His sweet hearted, good natured personality comes through…. one that is patient and loving in light of being on death row, and about to be murdered, for a crime he did not commit – and even in the most conservative terms a crime that is based on flawed testimony, circumstantial evidence, lacking other viable witnesses, including literal smoking guns and other people actually taking credit for it. It’s a tragedy. How can culture operate sanely if we start taking even the slightest risk that we might be executing the wrong person? We cannot maintain dignity or respect for ourselves with that sort of gross miscalculation of justice…. whether he is guilty is in great doubt, or there wouldn’t be this sort of obvious alarm and awareness about this case… he wouldn’t be on the cover of newspapers and magazines all over the world… people wouldn’t be celebrating his cause, desperately hoping to help him seek some level of real justice. This doubt has called to action millions of people: politicians, celebrities, theologians & religious icons, even everymen and women from every corner of not only this country.. but this planet. There are millions of incarcerated inmates, and thousands on death row throughout the U.S., so why would there be so much dismay and activity over this one, singular, human, gentleman?
That sort of doubt demands proactive involvement…. we cannot allow another “accident” that further degrades our judicial system. There have been 273 post incarceration DNA exonerations: http://www.innocenceproject.org/know/, so it seems prudent, rational, objective, and forward thinking to have the flexibility enough to alter our flawed trajectories before they become ingrained and mechanistic. We need to have the leadership and objective humilty to recognize the past actions do not need to influence our current course. We have every opportunity to take control, recognize mistakes, and revisit Troy Davis’ case with strength and respect for the judicial system as it can be, versus what it may become.
I’m writing to call on you today to grant clemency in the case of Troy Anthony Davis, who faces execution on September 21 despite serious doubts about his guilt.
Davis was convicted almost exclusively on the basis of eyewitness identification testimony, which has been shown through DNA exonerations and thousands of academic studies to be unreliable. Seven of the nine eyewitnesses who testified at his trial have since recanted and strong evidence points to another person as the real perpetrator in the case.
Eight people have been exonerated through DNA testing in Georgia after serving a total of over 100 years in prison for crimes they didn’t commit. All eight of them were misidentified by eyewitnesses at their original trials.
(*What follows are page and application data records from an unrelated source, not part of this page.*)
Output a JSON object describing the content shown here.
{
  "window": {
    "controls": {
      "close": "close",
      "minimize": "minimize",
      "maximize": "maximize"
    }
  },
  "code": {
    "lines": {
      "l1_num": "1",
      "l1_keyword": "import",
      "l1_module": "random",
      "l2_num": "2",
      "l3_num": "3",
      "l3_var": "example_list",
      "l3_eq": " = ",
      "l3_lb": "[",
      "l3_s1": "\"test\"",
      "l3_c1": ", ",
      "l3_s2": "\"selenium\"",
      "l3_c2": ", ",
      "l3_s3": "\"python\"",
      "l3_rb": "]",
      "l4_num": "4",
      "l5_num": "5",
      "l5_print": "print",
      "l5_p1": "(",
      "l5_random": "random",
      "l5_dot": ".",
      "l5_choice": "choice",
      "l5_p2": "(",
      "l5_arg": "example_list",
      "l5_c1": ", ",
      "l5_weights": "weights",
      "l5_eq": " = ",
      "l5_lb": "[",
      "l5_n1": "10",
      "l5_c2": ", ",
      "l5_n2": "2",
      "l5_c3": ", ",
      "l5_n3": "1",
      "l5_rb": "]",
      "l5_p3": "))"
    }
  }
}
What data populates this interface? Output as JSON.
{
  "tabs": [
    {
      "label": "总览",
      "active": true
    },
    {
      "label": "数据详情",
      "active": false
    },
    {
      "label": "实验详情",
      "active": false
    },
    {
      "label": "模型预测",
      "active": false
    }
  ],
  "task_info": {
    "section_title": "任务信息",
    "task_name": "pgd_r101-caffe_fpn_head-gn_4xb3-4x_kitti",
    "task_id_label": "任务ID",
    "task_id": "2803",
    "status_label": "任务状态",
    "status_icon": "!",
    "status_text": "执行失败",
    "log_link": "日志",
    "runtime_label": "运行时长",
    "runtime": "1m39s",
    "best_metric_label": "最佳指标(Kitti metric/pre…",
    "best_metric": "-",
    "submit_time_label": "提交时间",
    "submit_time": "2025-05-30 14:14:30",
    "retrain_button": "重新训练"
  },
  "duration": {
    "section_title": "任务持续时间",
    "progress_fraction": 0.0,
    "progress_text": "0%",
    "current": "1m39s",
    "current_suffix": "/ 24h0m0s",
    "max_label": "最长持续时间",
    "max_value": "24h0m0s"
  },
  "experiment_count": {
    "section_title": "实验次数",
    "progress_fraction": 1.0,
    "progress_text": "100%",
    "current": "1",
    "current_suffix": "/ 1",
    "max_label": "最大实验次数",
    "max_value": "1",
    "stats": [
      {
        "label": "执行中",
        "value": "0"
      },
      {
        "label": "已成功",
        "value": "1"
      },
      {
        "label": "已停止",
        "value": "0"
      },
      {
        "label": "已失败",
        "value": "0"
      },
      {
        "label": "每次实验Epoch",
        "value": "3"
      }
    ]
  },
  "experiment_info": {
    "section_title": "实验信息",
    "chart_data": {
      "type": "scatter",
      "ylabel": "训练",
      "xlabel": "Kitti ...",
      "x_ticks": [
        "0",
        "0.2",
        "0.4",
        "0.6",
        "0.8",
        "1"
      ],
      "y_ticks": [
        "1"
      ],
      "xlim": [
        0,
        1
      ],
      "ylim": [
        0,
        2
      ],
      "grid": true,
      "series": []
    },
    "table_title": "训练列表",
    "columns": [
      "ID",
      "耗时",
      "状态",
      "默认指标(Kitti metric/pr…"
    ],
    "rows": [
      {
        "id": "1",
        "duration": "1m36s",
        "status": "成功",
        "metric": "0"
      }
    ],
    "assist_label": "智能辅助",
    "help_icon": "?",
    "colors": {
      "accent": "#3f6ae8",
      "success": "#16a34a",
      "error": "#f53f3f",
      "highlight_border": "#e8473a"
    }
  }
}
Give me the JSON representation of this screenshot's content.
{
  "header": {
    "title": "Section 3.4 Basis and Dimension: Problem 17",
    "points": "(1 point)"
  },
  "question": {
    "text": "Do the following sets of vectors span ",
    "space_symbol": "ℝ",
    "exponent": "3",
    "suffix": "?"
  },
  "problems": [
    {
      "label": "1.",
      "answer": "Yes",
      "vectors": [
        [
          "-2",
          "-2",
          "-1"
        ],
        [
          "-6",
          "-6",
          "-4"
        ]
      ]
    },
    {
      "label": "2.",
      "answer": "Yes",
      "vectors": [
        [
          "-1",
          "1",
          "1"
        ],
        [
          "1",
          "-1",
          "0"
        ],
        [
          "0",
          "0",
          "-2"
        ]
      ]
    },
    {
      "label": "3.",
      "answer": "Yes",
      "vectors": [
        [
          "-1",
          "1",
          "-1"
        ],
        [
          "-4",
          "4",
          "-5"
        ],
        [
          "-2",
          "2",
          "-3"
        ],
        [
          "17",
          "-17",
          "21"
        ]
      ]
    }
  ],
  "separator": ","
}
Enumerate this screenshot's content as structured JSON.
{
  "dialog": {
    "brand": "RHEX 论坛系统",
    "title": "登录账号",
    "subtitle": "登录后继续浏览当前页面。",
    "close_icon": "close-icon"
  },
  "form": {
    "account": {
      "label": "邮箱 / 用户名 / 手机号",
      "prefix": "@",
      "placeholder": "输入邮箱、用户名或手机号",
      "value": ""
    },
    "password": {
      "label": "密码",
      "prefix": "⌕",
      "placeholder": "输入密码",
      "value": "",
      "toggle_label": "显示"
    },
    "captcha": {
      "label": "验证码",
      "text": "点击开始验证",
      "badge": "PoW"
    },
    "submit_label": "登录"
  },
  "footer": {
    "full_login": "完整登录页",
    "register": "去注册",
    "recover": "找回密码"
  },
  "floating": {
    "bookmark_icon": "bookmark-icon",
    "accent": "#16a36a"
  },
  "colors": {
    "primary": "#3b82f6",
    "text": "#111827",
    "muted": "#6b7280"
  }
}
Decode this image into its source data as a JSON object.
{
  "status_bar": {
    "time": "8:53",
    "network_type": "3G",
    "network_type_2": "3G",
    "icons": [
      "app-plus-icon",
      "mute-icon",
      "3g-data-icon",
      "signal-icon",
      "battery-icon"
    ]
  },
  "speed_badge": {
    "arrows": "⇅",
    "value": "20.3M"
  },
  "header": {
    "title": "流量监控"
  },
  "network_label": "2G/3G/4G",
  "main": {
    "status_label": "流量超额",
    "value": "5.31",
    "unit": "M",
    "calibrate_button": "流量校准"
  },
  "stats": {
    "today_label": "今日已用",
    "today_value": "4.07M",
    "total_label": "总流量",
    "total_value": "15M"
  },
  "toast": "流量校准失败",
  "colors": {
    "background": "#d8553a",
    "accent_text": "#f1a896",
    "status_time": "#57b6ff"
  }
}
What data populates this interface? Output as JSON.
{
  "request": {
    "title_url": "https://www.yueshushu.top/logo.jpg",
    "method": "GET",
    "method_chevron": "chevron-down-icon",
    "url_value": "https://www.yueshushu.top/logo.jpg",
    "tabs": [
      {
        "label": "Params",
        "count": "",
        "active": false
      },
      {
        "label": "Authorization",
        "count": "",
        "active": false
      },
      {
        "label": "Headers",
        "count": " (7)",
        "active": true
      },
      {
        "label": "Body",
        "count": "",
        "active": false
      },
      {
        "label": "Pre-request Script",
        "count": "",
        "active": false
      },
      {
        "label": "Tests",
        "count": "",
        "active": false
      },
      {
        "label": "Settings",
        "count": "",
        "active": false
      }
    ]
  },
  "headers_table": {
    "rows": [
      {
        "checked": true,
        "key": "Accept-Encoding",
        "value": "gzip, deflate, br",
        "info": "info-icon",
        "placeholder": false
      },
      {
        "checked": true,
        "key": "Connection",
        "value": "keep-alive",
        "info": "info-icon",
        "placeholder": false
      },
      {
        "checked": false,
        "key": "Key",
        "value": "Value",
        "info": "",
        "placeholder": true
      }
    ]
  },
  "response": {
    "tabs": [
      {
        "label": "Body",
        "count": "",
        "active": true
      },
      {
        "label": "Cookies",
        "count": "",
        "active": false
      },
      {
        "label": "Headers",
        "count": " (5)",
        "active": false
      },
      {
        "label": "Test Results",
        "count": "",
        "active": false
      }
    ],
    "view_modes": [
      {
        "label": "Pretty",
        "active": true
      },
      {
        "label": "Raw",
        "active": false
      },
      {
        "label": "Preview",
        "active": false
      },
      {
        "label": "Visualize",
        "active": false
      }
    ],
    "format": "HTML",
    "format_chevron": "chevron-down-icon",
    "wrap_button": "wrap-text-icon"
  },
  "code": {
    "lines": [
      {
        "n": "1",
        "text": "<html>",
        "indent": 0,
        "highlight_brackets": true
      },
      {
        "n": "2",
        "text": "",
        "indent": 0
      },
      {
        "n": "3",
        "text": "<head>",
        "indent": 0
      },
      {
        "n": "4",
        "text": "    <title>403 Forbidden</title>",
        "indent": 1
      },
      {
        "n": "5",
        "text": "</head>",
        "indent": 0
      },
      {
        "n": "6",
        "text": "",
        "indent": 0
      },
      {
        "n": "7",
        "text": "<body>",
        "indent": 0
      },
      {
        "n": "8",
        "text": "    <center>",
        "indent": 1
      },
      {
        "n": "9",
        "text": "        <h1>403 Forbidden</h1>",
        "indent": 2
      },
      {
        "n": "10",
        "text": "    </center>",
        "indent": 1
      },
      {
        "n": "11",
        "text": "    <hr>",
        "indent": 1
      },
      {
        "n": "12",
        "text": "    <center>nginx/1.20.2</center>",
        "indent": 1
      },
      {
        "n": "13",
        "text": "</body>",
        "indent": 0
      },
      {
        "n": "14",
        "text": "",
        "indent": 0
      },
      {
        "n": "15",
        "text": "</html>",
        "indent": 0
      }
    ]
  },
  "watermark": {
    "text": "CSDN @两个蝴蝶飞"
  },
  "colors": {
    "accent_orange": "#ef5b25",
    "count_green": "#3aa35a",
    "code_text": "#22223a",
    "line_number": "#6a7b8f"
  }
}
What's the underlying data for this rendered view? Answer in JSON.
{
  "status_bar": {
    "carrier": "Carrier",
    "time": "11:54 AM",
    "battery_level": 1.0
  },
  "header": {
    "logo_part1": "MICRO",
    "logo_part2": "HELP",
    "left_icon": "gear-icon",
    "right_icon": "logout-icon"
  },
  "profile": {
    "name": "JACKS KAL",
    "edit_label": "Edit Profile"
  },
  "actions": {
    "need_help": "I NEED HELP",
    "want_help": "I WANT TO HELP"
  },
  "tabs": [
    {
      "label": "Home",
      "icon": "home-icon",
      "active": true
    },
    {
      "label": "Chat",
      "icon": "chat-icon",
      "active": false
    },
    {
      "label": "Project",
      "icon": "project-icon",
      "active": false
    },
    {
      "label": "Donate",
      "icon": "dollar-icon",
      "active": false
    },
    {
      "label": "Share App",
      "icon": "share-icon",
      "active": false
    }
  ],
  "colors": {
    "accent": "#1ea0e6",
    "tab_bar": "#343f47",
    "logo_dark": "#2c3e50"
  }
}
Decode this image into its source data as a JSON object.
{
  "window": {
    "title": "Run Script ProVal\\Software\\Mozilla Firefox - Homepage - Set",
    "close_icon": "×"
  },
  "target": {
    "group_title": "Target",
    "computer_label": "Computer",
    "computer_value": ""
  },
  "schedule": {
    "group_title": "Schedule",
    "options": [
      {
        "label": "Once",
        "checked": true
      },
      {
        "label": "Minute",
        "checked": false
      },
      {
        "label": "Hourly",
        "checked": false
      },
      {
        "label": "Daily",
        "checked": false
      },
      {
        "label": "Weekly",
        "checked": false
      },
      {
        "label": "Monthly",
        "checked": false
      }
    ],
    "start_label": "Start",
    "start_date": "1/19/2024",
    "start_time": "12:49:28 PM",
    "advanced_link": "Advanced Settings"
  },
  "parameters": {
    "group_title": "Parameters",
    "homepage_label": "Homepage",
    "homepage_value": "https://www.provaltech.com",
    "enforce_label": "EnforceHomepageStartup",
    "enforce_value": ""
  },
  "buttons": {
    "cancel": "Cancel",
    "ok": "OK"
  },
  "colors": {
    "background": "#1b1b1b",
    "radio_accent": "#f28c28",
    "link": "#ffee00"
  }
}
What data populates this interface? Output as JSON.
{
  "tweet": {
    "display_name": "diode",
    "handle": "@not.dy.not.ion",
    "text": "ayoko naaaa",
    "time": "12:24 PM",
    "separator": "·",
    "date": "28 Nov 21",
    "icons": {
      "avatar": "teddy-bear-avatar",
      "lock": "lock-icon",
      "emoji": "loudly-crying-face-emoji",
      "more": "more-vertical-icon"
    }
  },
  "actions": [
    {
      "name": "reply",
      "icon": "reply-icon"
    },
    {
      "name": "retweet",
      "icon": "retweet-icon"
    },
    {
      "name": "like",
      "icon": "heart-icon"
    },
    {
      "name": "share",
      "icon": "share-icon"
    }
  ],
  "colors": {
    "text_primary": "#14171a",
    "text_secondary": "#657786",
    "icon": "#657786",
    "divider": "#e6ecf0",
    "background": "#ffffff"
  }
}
Georgia cannot afford to make a mistake with a man’s life, and we urge you to commute Davis’ sentence to life so the evidence in his case can be further reviewed.
Thank you for your attention to this case.
Also, here’s a New York Times article about all this:Â http://www.nytimes.com/2011/09/17/us/supporters-rally-to-save-troy-davis-from-execution-in-georgia.html